I dunno. I suppose it’s just the fear, it’s more…Y’know, I always harken back to drama school, because in drama school you do everything. You do every role. You do all ages. You could play a male, that’s what you’re being trained to do. And, I try and approach my career like that. I try not to get too overwhelmed by it or try to think in terms of the magnitude of the world and just think, ‘I’m gonna try this.’ And I think that’s just from lessons of people who’ve had long careers. I try to stay curious and I try to stay brave. That’s the way I approach it. I never think of pleasing people. Is this something that sparks my curiosity? Everything else? The analysis of it doesn’t really interest me that much. I really try to stay in a place of simple curiosity.
Q: That’s refreshing in many ways. I know with many actors they feel that they need to mix up the indie films and commercial films. Do you ever find yourself thinking that way?

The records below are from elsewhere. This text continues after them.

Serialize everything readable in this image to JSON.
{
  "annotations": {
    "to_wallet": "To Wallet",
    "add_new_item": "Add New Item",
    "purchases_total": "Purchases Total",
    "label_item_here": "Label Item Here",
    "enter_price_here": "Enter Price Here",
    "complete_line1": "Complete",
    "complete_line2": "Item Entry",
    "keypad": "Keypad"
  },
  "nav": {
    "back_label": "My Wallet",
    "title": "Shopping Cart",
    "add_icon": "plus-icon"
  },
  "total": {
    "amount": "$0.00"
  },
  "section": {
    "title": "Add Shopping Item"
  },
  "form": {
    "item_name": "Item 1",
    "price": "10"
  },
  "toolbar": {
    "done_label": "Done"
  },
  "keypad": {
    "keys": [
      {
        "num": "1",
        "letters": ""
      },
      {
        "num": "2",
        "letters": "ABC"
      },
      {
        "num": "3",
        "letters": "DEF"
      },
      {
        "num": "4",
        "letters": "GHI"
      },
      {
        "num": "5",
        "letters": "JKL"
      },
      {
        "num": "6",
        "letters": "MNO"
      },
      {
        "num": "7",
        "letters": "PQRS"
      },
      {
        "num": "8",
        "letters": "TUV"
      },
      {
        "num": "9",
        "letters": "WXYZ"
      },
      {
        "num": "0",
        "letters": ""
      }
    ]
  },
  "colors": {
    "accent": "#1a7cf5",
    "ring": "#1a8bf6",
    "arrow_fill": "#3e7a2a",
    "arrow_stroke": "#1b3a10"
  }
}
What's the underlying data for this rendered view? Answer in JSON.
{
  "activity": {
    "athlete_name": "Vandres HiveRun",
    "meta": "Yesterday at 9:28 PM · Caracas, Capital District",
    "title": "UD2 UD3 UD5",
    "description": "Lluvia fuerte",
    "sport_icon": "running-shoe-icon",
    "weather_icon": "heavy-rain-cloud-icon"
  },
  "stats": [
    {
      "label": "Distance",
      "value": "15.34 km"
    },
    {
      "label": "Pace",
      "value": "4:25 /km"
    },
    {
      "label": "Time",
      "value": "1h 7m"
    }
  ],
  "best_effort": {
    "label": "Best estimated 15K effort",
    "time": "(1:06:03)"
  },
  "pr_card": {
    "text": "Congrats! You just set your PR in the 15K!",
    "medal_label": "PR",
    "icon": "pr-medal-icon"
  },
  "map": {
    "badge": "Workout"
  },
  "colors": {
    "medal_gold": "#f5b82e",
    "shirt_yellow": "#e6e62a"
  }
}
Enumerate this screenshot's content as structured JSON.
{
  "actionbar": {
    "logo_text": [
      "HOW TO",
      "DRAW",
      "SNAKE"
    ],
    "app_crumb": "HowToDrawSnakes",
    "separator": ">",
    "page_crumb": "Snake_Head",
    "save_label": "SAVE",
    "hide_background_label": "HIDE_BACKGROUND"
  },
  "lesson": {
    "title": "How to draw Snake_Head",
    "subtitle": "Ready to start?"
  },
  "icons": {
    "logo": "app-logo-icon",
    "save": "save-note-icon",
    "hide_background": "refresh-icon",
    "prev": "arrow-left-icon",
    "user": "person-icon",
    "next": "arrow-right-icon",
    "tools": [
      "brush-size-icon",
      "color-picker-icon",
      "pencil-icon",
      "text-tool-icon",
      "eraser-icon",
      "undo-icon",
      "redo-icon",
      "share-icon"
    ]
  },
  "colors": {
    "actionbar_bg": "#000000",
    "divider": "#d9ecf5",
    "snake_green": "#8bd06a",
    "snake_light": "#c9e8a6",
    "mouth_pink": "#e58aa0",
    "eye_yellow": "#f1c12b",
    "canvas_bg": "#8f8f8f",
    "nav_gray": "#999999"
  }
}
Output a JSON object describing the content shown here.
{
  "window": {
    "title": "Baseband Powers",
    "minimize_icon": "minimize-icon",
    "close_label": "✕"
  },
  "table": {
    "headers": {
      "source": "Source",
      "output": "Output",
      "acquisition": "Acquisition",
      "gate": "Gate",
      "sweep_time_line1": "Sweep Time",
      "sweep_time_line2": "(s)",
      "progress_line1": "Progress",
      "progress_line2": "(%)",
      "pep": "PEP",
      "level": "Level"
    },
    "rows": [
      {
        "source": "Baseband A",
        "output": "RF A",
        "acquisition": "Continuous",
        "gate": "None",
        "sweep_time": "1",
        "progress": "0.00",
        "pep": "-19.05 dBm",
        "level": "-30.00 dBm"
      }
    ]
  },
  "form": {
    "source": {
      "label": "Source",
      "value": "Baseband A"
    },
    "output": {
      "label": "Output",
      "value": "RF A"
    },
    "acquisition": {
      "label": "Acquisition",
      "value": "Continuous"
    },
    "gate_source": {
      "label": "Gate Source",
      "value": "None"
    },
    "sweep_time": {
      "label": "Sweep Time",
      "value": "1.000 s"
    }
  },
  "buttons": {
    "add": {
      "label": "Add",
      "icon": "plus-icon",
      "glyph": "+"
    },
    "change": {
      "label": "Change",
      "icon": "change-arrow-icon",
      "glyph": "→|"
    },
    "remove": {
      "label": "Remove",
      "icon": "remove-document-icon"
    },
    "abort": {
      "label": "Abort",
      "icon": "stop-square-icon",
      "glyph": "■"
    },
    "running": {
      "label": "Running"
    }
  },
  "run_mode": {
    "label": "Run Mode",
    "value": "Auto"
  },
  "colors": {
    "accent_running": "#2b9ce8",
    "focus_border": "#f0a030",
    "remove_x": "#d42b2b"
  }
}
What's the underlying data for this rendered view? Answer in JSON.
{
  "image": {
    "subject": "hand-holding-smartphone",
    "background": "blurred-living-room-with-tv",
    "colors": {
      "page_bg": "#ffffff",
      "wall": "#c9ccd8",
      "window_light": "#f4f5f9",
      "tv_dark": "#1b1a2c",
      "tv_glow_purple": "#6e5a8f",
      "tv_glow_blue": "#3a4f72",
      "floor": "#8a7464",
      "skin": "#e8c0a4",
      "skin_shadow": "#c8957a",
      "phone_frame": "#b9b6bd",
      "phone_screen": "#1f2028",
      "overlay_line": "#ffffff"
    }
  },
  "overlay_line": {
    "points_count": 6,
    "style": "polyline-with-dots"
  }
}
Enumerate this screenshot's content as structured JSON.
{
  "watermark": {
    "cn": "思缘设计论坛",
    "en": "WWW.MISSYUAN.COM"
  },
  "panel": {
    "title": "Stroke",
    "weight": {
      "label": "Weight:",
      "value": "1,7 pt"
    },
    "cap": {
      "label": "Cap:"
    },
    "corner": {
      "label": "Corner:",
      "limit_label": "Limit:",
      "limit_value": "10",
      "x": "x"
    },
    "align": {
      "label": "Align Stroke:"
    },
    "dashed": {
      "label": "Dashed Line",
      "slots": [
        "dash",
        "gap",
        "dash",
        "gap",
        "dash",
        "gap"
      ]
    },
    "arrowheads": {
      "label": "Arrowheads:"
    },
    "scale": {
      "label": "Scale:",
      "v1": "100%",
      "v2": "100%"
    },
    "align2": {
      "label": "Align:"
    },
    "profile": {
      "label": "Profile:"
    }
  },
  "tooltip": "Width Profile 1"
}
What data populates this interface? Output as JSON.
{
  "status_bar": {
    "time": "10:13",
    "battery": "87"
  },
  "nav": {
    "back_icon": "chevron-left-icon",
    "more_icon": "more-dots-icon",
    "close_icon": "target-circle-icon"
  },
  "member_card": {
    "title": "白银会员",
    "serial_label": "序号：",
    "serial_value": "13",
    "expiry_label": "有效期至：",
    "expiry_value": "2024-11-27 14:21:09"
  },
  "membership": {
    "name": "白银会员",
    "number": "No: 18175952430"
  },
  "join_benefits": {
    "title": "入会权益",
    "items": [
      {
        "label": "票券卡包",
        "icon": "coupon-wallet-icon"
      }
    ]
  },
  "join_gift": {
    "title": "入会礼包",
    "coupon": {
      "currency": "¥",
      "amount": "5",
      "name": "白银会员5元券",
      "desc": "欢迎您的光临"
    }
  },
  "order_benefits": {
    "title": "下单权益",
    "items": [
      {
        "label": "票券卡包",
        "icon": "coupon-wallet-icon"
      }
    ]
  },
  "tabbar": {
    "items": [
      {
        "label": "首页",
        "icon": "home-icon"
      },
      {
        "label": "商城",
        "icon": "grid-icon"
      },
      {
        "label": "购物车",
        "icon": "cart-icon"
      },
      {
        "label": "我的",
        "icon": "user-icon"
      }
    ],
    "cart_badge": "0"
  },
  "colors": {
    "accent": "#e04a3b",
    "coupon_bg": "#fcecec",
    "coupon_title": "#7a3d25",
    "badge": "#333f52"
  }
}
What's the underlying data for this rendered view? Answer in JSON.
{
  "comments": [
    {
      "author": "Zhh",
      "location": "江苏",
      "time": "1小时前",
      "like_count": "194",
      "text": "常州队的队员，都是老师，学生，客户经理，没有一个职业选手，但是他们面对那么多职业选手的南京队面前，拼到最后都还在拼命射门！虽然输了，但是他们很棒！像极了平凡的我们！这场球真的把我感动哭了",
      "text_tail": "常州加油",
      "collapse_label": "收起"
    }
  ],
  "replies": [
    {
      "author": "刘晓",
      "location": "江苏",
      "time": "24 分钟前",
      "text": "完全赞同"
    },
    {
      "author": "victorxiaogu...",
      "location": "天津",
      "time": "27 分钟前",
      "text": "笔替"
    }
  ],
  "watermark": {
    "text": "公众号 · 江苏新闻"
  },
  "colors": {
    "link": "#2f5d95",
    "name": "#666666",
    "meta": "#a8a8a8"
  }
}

No, not now. I used to, probably earlier in my career. But, no, no [not now]. (Laughs.) I probably should, it just doesn’t feel right.
Q: Are you having more fun than you’ve had in the past?
I feel more stretched if that makes sense.
Q: In a good way?
Yeah, yeah. I don’t want to get complacent in my old age. In my career or in my life I think complacently is one of my biggest fears.
Q: As someone who has been the awards season game yourself many times over the years do you have any favorites?
‘Amour.’ ‘Amour.’ I am just in love with that film. I love Michael Haneke. That film to me is just a masterpiece. Have you seen it?
Q: Yes, oh yes.
I’ve only seen it once because it was so powerful it went into part of my psyche. I think just to do with the subject matter and how he handled it. And the performances are blindingly good.
Q: And Emmanuelle Riva in particular is quite good.
Oh, yes! I start crying when I think of her. I hope people see it because it’s one of those things where it needs [exposure and publicity] for people to see it. I know it won the Palm d’Or and all that, but those sort of films need people to go. I’m a huge, huge fan of his and I think this is one of his best movies.
After our call ended with holiday pleasantries, I kept reflecting on how refreshing the conversation had been. Let’s consider this for a moment: Does anyone from “The Paperboy” have a genuine shot a nomination over the next few months? Does Kidman think she’ll really land a SAG or Oscar nomination for the role? Probably not in either case, but she’s clearly so proud of the picture she was willing to take the time after a long day on set to talk about it. Because, even if you aren’t a voter. Even if you are and already have your ballot filled out and sent in the mail. Even if you’re a critic who has decided who you’re voting for in your critics’ group year-end awards. Maybe, just maybe, you’ll finally watch the movie and judge it for yourself. You may be surprised at what you find.
“The Paperboy” will be released on DVD and Blu-ray January 22.
"I’d like to be wise. You have to go through a lot to get there, but I’m willing to go through a lot." - Nicole Kidman